Other speakers mentioned, in relation to developments by local authorities, that no proper provision is made for recreation and sporting facilities or green areas. Regulations state that a green area must be provided for housing developments, but this has not been properly enforced. Planning authorities should be given special powers to insist when planning applications are made that provision must be made for such areas. Local authorities should specify, in consultation with the planning office, the types of facilities which would suit particular developments. Local authorities should be directed to do this.

There is great potential in the area of joint ventures where the private sector is interested in becoming involved in providing facilities. This should be encouraged. There is also potential in the area of tax breaks. If people are prepared to invest in the provision of sporting facilities, they [782] should be encouraged to do so through tax breaks. This would free up much money and ensure that the rate of development of sports facilities is much increased.

The role of volunteers has not been sufficiently recognised in recent years, even by sports governing bodies. I hope the new body will insist that the role of volunteers is put on a new plane. They have contributed hugely and done much for the sporting public. All credit is due to them.

Sport and leisure are important not only in terms of the enjoyment they bring to people of all ages, but also because of their beneficial impact on society. It should be fully appreciated that many of our most acute urban problems, such as drugs and crime, stem from a lack of self-esteem and confidence in young people and particularly a sense of purpose. An interest in sporting activities can provide the motivation to adolescents to avoid the scourge of drugs and crime. Sport and leisure by themselves will not solve the drugs and associated crime problems, but they can play a vital role in that battle.
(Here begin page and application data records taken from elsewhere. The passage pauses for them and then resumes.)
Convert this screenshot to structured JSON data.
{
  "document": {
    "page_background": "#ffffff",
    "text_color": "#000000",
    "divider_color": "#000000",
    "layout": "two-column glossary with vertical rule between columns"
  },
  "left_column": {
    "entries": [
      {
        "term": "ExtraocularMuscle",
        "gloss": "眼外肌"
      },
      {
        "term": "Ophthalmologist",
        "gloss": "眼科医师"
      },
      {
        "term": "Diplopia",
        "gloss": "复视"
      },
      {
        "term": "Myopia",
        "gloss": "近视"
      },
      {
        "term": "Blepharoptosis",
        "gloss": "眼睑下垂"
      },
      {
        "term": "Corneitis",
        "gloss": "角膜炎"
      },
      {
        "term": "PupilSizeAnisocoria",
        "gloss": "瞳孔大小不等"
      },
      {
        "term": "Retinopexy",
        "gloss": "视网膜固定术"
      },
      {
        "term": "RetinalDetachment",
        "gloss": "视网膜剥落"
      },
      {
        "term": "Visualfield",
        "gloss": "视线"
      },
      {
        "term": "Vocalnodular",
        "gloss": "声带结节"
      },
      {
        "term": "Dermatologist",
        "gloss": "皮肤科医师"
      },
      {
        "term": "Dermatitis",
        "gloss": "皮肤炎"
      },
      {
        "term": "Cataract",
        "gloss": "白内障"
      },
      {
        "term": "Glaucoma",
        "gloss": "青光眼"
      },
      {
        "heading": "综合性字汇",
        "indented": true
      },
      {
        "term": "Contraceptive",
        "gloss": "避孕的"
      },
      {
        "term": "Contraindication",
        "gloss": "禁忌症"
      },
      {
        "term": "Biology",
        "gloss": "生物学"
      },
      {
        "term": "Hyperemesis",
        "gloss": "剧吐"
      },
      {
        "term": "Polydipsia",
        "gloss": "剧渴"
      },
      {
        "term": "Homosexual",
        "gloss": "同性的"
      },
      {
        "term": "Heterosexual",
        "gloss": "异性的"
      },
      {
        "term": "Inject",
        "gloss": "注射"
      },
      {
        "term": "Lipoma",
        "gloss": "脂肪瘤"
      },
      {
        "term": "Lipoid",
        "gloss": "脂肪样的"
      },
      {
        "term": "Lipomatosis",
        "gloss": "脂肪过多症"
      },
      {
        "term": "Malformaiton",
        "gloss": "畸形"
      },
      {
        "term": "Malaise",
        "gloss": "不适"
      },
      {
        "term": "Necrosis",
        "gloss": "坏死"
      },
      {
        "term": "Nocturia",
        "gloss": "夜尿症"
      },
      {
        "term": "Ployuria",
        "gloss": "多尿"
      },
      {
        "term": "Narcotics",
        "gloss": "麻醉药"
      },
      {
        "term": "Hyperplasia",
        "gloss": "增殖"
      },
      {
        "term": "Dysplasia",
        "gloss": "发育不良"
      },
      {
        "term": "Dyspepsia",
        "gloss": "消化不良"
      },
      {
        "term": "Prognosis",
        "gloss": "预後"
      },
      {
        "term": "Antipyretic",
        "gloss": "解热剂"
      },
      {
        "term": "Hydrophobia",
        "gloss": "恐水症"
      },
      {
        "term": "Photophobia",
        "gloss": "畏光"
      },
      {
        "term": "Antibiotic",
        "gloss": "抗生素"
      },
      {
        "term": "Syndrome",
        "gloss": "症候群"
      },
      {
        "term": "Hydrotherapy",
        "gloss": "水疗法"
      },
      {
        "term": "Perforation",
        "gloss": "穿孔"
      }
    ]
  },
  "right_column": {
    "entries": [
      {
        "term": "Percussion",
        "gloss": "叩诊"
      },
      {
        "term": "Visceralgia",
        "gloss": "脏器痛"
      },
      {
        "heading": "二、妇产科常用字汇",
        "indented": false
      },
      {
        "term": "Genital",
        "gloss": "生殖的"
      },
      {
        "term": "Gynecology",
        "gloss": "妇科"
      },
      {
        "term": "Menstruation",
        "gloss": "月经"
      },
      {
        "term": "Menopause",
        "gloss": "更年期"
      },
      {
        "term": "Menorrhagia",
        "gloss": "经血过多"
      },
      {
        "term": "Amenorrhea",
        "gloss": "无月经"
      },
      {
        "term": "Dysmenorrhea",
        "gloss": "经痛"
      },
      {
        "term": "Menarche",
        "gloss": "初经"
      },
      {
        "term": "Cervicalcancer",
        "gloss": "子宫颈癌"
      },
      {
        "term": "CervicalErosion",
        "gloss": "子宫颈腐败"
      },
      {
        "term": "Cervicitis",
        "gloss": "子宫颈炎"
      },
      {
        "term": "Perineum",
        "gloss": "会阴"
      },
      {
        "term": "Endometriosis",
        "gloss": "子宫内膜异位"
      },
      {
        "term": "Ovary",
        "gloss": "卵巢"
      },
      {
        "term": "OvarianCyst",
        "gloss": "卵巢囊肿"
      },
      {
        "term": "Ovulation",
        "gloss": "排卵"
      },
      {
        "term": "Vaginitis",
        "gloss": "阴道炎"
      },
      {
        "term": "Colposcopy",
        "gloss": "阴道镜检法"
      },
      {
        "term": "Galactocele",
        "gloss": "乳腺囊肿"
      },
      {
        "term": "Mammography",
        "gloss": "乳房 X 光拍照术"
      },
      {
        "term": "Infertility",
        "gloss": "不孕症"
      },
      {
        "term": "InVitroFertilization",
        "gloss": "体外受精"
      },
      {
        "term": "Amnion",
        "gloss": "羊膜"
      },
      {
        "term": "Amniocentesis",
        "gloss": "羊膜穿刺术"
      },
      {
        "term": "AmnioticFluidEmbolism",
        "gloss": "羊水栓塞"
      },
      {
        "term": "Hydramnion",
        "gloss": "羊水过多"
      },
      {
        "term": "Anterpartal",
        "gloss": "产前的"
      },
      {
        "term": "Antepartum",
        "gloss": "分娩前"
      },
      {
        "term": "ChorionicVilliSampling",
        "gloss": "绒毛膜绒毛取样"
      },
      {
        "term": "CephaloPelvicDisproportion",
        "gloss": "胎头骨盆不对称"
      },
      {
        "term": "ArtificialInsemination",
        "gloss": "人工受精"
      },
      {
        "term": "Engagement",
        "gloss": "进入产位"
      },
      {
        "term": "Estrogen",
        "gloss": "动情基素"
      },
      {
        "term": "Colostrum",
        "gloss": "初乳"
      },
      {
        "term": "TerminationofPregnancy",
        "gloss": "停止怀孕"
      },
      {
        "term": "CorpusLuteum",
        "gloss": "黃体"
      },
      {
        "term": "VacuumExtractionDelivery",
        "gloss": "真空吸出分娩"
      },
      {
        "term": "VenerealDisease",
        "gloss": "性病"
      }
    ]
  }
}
While much attention has been given in recent times to the need for increased police power and more stringent investigations of the assets of drug pushers as a means of seeking to challenge the supply of drugs, the other side of the equation must not be ignored. We must ask why there is a demand for drugs and through sport and recreation we must try to devise policies to reduce this demand.

Debate adjourned.